LEWISTON — Peter Amnott hopes to make going to school a little safer.
The Lewiston High School assistant principal has led a group to propose their own plan for easing traffic confusion and congestion outside the school and the beginning and end of the day.
The proposal, which includes more signs, fewer crosswalks and medians to force vehicles into defined lanes, was unanimously approved Monday by the Lewiston School Committee.
“Our No. 1 priority is the safety of the students,” Amnott said Tuesday. “It’s an ongoing process.”
Since late last year, Amnott and several other school leaders have been examining the traffic at the school, watching the buses and students arrive and examining footage of a surveillance camera.
The images surprised even Amnott.
Cars dropping off students sometimes blocked the travel lanes in both directions, sitting four abreast as teens hopped from cars into traffic. Drivers cut off buses. People sometimes made u-turns into busy lanes.
On Jan. 4, when students returned from their holiday break, temporary wooden barriers were installed to separate drop-off lanes from the commuter traffic.
“We didn’t want to put up something permanent if it wouldn’t work,” Amnott said. They immediately asked students what they thought of the change.
“They said, ‘It has helped. It’s better than what we had before,’” Amnott said.
Better signs ought to improve the situation, too, said Jim Handy, School Committee chairman.

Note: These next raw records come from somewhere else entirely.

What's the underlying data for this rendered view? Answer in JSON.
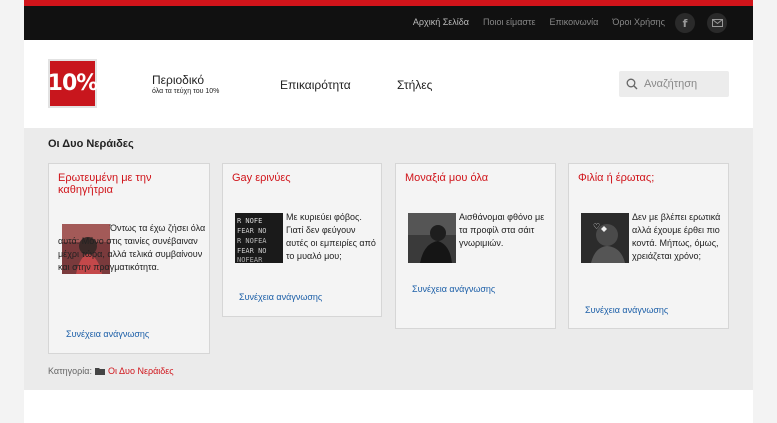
{
  "topbar": {
    "links": [
      "Αρχική Σελίδα",
      "Ποιοι είμαστε",
      "Επικοινωνία",
      "Όροι Χρήσης"
    ],
    "active_index": 0
  },
  "header": {
    "logo_text": "10%",
    "nav": [
      {
        "label": "Περιοδικό",
        "sub": "όλα τα τεύχη του 10%"
      },
      {
        "label": "Επικαιρότητα"
      },
      {
        "label": "Στήλες"
      }
    ],
    "search_placeholder": "Αναζήτηση"
  },
  "main": {
    "section_title": "Οι Δυο Νεράιδες",
    "cards": [
      {
        "title": "Ερωτευμένη με την καθηγήτρια",
        "excerpt": "Όντως τα έχω ζήσει όλα αυτά: Μόνο στις ταινίες συνέβαιναν μέχρι τώρα, αλλά τελικά συμβαίνουν και στην πραγματικότητα.",
        "more": "Συνέχεια ανάγνωσης"
      },
      {
        "title": "Gay ερινύες",
        "excerpt": "Με κυριεύει φόβος. Γιατί δεν φεύγουν αυτές οι εμπειρίες από το μυαλό μου;",
        "more": "Συνέχεια ανάγνωσης"
      },
      {
        "title": "Μοναξιά μου όλα",
        "excerpt": "Αισθάνομαι φθόνο με τα προφίλ στα σάιτ γνωριμιών.",
        "more": "Συνέχεια ανάγνωσης"
      },
      {
        "title": "Φιλία ή έρωτας;",
        "excerpt": "Δεν με βλέπει ερωτικά αλλά έχουμε έρθει πιο κοντά. Μήπως, όμως, χρειάζεται χρόνο;",
        "more": "Συνέχεια ανάγνωσης"
      }
    ],
    "category_label": "Κατηγορία:",
    "category_link": "Οι Δυο Νεράιδες"
  },
  "colors": {
    "accent": "#d0141a",
    "link": "#1c5fa8",
    "topbar": "#111111"
  }
}
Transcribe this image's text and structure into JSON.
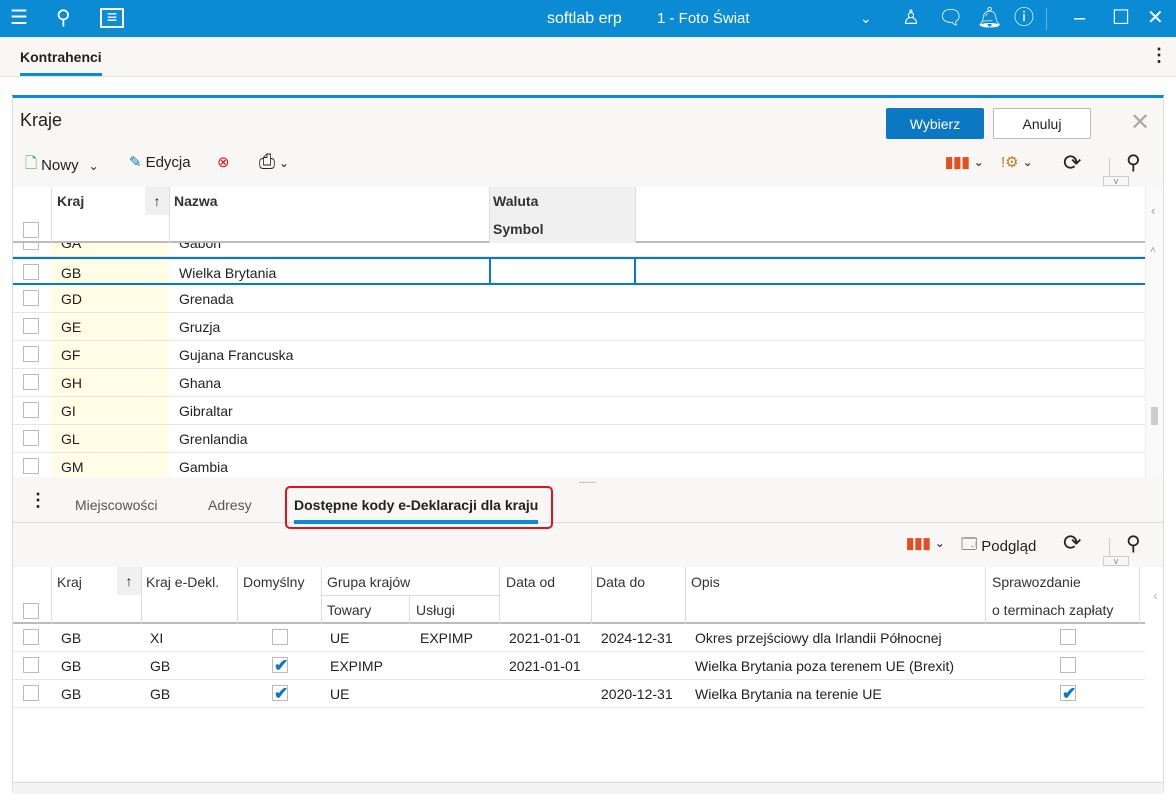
{
  "titlebar": {
    "app_name": "softlab erp",
    "company": "1 - Foto Świat"
  },
  "tabbar": {
    "active_tab": "Kontrahenci"
  },
  "dialog": {
    "title": "Kraje",
    "select_button": "Wybierz",
    "cancel_button": "Anuluj"
  },
  "toolbar": {
    "new_label": "Nowy",
    "edit_label": "Edycja"
  },
  "upper_grid": {
    "headers": {
      "code": "Kraj",
      "name": "Nazwa",
      "currency": "Waluta",
      "symbol": "Symbol"
    },
    "rows": [
      {
        "code": "GA",
        "name": "Gabon"
      },
      {
        "code": "GB",
        "name": "Wielka Brytania",
        "selected": true
      },
      {
        "code": "GD",
        "name": "Grenada"
      },
      {
        "code": "GE",
        "name": "Gruzja"
      },
      {
        "code": "GF",
        "name": "Gujana Francuska"
      },
      {
        "code": "GH",
        "name": "Ghana"
      },
      {
        "code": "GI",
        "name": "Gibraltar"
      },
      {
        "code": "GL",
        "name": "Grenlandia"
      },
      {
        "code": "GM",
        "name": "Gambia"
      }
    ]
  },
  "subtabs": [
    "Miejscowości",
    "Adresy",
    "Dostępne kody e-Deklaracji dla kraju"
  ],
  "lower_toolbar": {
    "preview_label": "Podgląd"
  },
  "lower_grid": {
    "headers": {
      "country": "Kraj",
      "edecl": "Kraj e-Dekl.",
      "default": "Domyślny",
      "group": "Grupa krajów",
      "goods": "Towary",
      "services": "Usługi",
      "date_from": "Data od",
      "date_to": "Data do",
      "desc": "Opis",
      "report1": "Sprawozdanie",
      "report2": "o terminach zapłaty"
    },
    "rows": [
      {
        "country": "GB",
        "edecl": "XI",
        "default": false,
        "goods": "UE",
        "services": "EXPIMP",
        "date_from": "2021-01-01",
        "date_to": "2024-12-31",
        "desc": "Okres przejściowy dla Irlandii Północnej",
        "report": false
      },
      {
        "country": "GB",
        "edecl": "GB",
        "default": true,
        "goods": "EXPIMP",
        "services": "",
        "date_from": "2021-01-01",
        "date_to": "",
        "desc": "Wielka Brytania poza terenem UE (Brexit)",
        "report": false
      },
      {
        "country": "GB",
        "edecl": "GB",
        "default": true,
        "goods": "UE",
        "services": "",
        "date_from": "",
        "date_to": "2020-12-31",
        "desc": "Wielka Brytania na terenie UE",
        "report": true
      }
    ]
  },
  "colors": {
    "accent": "#0a8bd4",
    "key_column": "#fffde6",
    "highlight": "#e0141e"
  }
}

People need to be told where they can go and at what speed.
For instance, drop-off traffic must enter from East Avenue near the tennis courts and will be banned from entering the bus lanes.
“Private vehicles are not allowed there anytime,” Handy said.
New posted speed limits will also come with enforcement by Lewiston Police, who were invited to patrol the area and cite speeders just as they would on any city street.
The full changes are expected to be completed during the summer break at a price of about $40,000, Handy said.
The school department is expected to find the money in a maintenance account.
“Even in these austere budget times, you can’t turn a blind eye to safety,” Handy said. “We’ll probably have to cut something but it will be worth it.”
LEWISTON — The 33-year-old woman charged with driving her SUV into a Lewiston High School student in the school’s driveway has been indicted on charges of driving without a license and driving to endanger.
Police say Bilow Farah of Lewiston struck 16-year-old Kelsey Cape-Norris with her Mercedes Benz on Jan. 14. The student suffered broken bones and other injuries.
The grand jury indictment was handed up earlier this month.
Meanwhile, Cape-Norris has returned to school, said Paul Amnott, a Lewiston High school assistant principal.
“She’s doing very well,” Amnott said. “She’s back in school and doing fine.”
Lewiston School Superintendent Leon Levesque has insisted that the accident had nothing to do with the school’s traffic problems.